Stars and filmmakers alike were in a reflective mood at the Palm Springs Film Festival Award gala Saturday night, as films with serious subject matter dominated the event. The evening unspooled with a hefty selection of talent repping this year’s kudos buzz pics.
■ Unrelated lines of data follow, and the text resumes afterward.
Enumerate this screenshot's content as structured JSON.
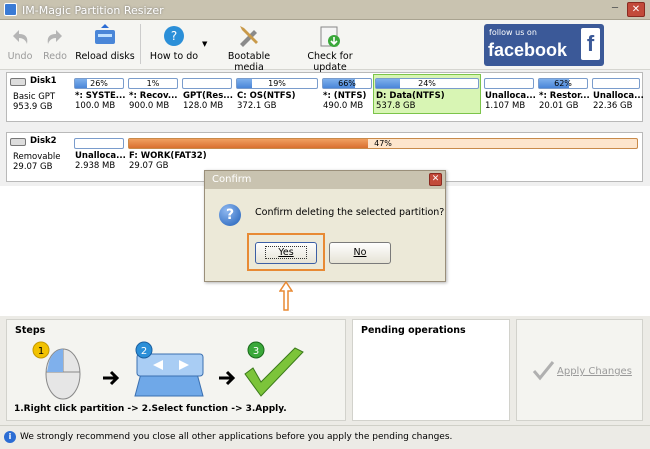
{
  "window": {
    "title": "IM-Magic Partition Resizer",
    "minimize": "─",
    "close": "✕"
  },
  "toolbar": {
    "undo": "Undo",
    "redo": "Redo",
    "reload": "Reload disks",
    "howto": "How to do",
    "bootable": "Bootable media",
    "update": "Check for update",
    "facebook": {
      "follow": "follow us on",
      "brand": "facebook",
      "f": "f"
    }
  },
  "disk1": {
    "name": "Disk1",
    "type": "Basic GPT",
    "size": "953.9 GB",
    "partitions": [
      {
        "pct": "26%",
        "usage": 0.26,
        "name": "*: SYSTE...",
        "size": "100.0 MB"
      },
      {
        "pct": "1%",
        "usage": 0.01,
        "name": "*: Recov...",
        "size": "900.0 MB"
      },
      {
        "pct": "",
        "usage": 0.0,
        "name": "GPT(Res...",
        "size": "128.0 MB"
      },
      {
        "pct": "19%",
        "usage": 0.19,
        "name": "C: OS(NTFS)",
        "size": "372.1 GB"
      },
      {
        "pct": "66%",
        "usage": 0.66,
        "name": "*: (NTFS)",
        "size": "490.0 MB"
      },
      {
        "pct": "24%",
        "usage": 0.24,
        "name": "D: Data(NTFS)",
        "size": "537.8 GB",
        "selected": true
      },
      {
        "pct": "",
        "usage": 0.0,
        "name": "Unalloca...",
        "size": "1.107 MB"
      },
      {
        "pct": "62%",
        "usage": 0.62,
        "name": "*: Restor...",
        "size": "20.01 GB"
      },
      {
        "pct": "",
        "usage": 0.0,
        "name": "Unalloca...",
        "size": "22.36 GB"
      }
    ]
  },
  "disk2": {
    "name": "Disk2",
    "type": "Removable",
    "size": "29.07 GB",
    "partitions": [
      {
        "pct": "",
        "usage": 0.0,
        "name": "Unalloca...",
        "size": "2.938 MB"
      },
      {
        "pct": "47%",
        "usage": 0.47,
        "name": "F: WORK(FAT32)",
        "size": "29.07 GB"
      }
    ]
  },
  "dialog": {
    "title": "Confirm",
    "close": "✕",
    "icon": "?",
    "message": "Confirm deleting the selected partition?",
    "yes": "Yes",
    "no": "No"
  },
  "steps": {
    "heading": "Steps",
    "step1": "1",
    "step2": "2",
    "step3": "3",
    "caption": "1.Right click partition -> 2.Select function -> 3.Apply."
  },
  "pending": {
    "heading": "Pending operations"
  },
  "apply": {
    "label": "Apply Changes"
  },
  "status": {
    "icon": "i",
    "text": "We strongly recommend you close all other applications before you apply the pending changes."
  },
  "colors": {
    "accent": "#4a86d8",
    "selected": "#d8f5b4",
    "highlight": "#e88a34",
    "facebook": "#3b5998"
  }
}
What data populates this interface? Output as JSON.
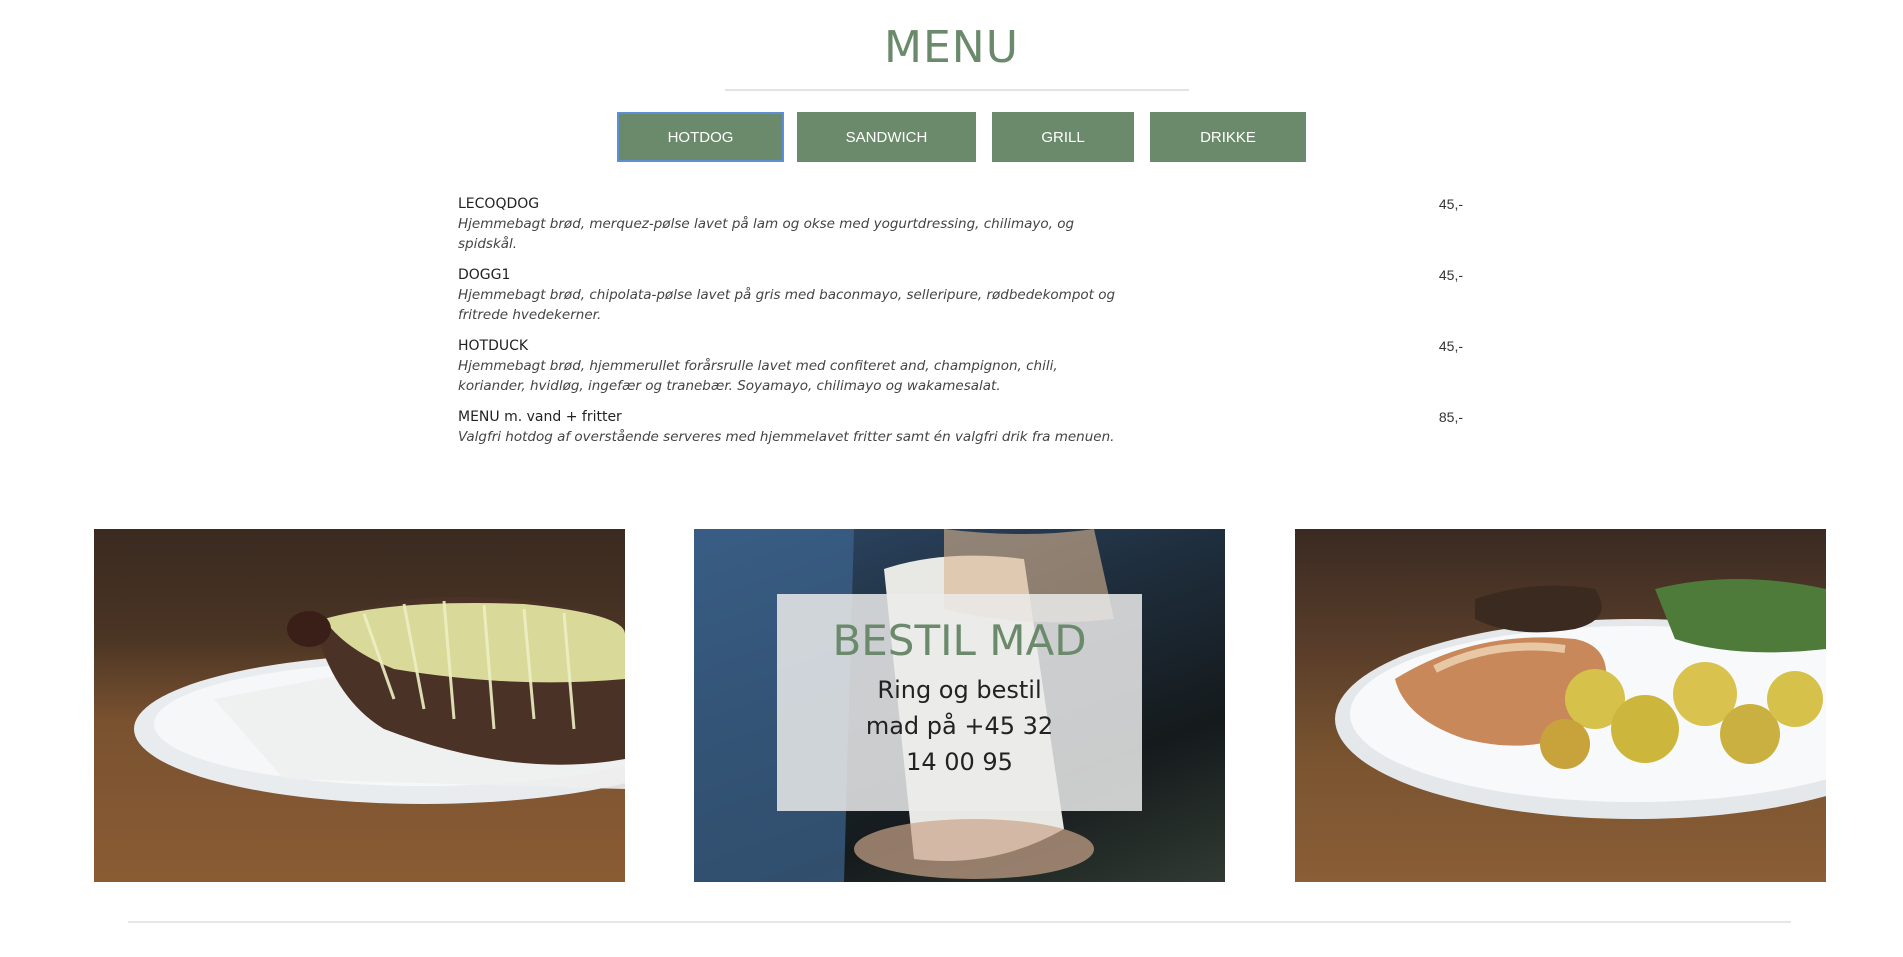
{
  "menu": {
    "title": "MENU",
    "tabs": [
      {
        "label": "HOTDOG",
        "active": true
      },
      {
        "label": "SANDWICH",
        "active": false
      },
      {
        "label": "GRILL",
        "active": false
      },
      {
        "label": "DRIKKE",
        "active": false
      }
    ],
    "items": [
      {
        "name": "LECOQDOG",
        "description": "Hjemmebagt brød, merquez-pølse lavet på lam og okse med yogurtdressing, chilimayo, og spidskål.",
        "price": "45,-"
      },
      {
        "name": "DOGG1",
        "description": "Hjemmebagt brød, chipolata-pølse lavet på gris med baconmayo, selleripure, rødbedekompot og fritrede hvedekerner.",
        "price": "45,-"
      },
      {
        "name": "HOTDUCK",
        "description": "Hjemmebagt brød, hjemmerullet forårsrulle lavet med confiteret and, champignon, chili, koriander, hvidløg, ingefær og tranebær. Soyamayo, chilimayo og wakamesalat.",
        "price": "45,-"
      },
      {
        "name": "MENU m. vand + fritter",
        "description": "Valgfri hotdog af overstående serveres med hjemmelavet fritter samt én valgfri drik fra menuen.",
        "price": "85,-"
      }
    ]
  },
  "promo": {
    "title": "BESTIL MAD",
    "text": "Ring og bestil mad på +45 32 14 00 95"
  },
  "colors": {
    "accent": "#6b8a6b",
    "active_tab_border": "#5b8fd6"
  }
}
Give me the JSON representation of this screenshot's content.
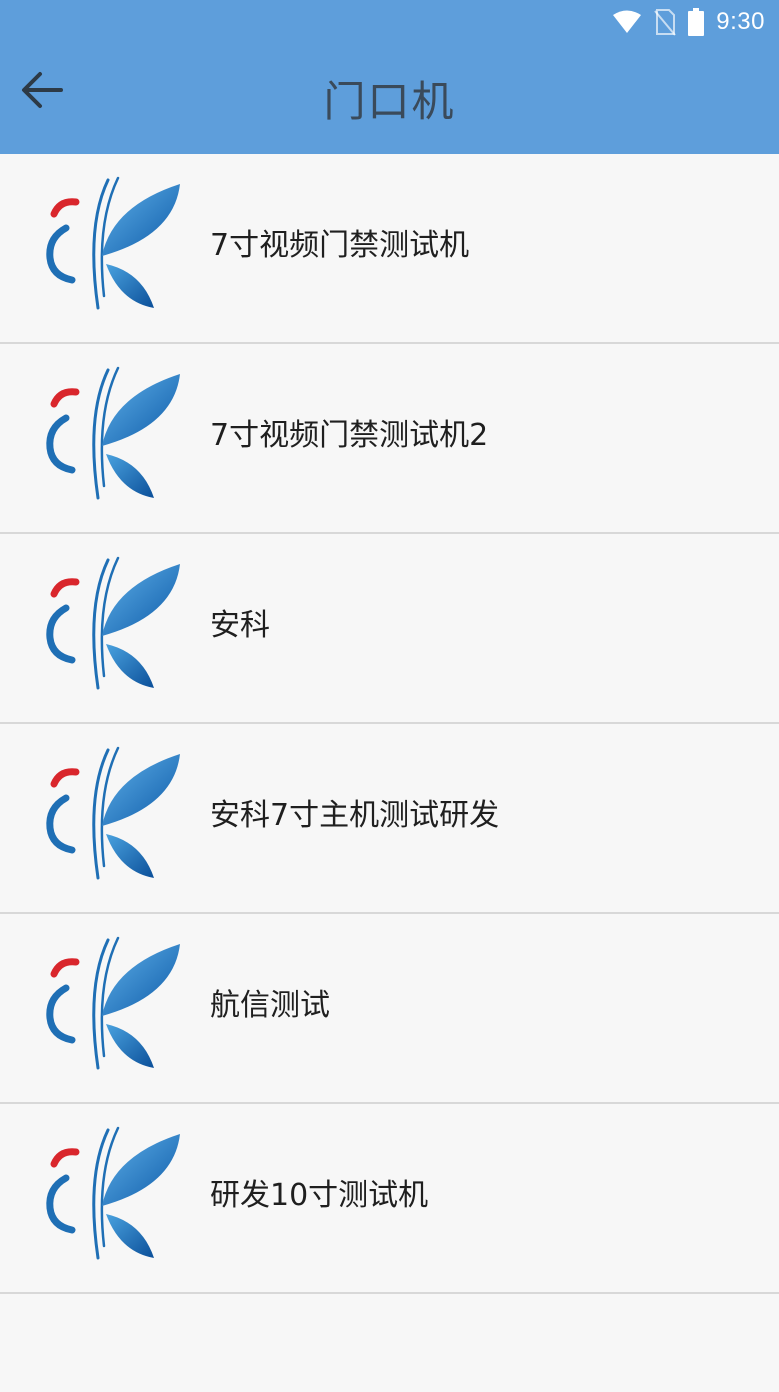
{
  "status_bar": {
    "time": "9:30",
    "icons": [
      "wifi-icon",
      "no-sim-icon",
      "battery-icon"
    ]
  },
  "toolbar": {
    "back_icon": "arrow-left-icon",
    "title": "门口机"
  },
  "devices": [
    {
      "name": "7寸视频门禁测试机",
      "logo": "anke-logo-icon"
    },
    {
      "name": "7寸视频门禁测试机2",
      "logo": "anke-logo-icon"
    },
    {
      "name": "安科",
      "logo": "anke-logo-icon"
    },
    {
      "name": "安科7寸主机测试研发",
      "logo": "anke-logo-icon"
    },
    {
      "name": "航信测试",
      "logo": "anke-logo-icon"
    },
    {
      "name": "研发10寸测试机",
      "logo": "anke-logo-icon"
    }
  ],
  "colors": {
    "appbar": "#5e9edb",
    "background": "#f7f7f7",
    "divider": "#d8d8d8",
    "logo_blue": "#1f6fb5",
    "logo_red": "#d9262c"
  }
}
Fest supporters and bizzers who turned out for the event were happy to pay tribute to seasoned stars Sally Field, Richard Gere, Helen Mirren and Alan Arkin as well as relative youngsters Helen Hunt, Naomi Watts and Bradley Cooper.
The crowd particularly liked Diane Lane’s slightly risque summation of Richard Gere’s career, as the star accepted the Chairman’s award for his charity work.
Hunt told her “The Sessions” co-star John Hawkes, who presented her with the Spotlight award, “I feel so lucky to have gotten to dance with you, albeit naked and in bed.” Director award winner Robert Zemeckis said of “Flight,” I didn’t only want to make this movie, I wanted to see this movie.” Tom Holland, teenage co-star of “The Impossible,” told Watts that he’s only familiar with her role in “King Kong,” since his father wouldn’t let him watch “Mulholland Drive.”
Ang Lee presented the Frederick Loewe music award to “Life of Pi” composer Mychael Danna, who talked about how his time teaching in India helped him decide to stay in the film business.
Tom Hooper received the Sonny Bono Visionary award, explaining the technical considerations that went into shooting live singing for “Les Mis” with silent clothing and sets, while Bono’s widow Mary Bono Mack observed that Saturday was the 15th anniversary of the death of the singer and Palm Springs mayor, who played an integral role in launching the festival.
Mirren, accepting the International Star award, implored the audience to “Watch films with subtitles — it’s not that hard!” The Palm Springs audience probably doesn’t need to be reminded, since screening rooms are packed during the festival for films from dozens of countries.
David O. Russell talked about his personal connection to the subject matter of “Silver Linings Playbook” while presenting the actor award to Bradley Cooper, who was serenaded on his birthday by the gala’s host Mary Hart and the entire audience.
“Lincoln” co-star Sally Field received a standing ovation for the lifetime achievement award, fondly reminiscing about about her absurd moments in the business, like flying into John Wayne’s arms at the Golden Globes, and her sublime moments, like romancing Paul Newman.
Wrapping up the show, former CIA agent Tony Mendez gave the ensemble award for to Ben Affleck, whose character in “Argo” was based on Mendez, and to Arkin and Bryan Cranston.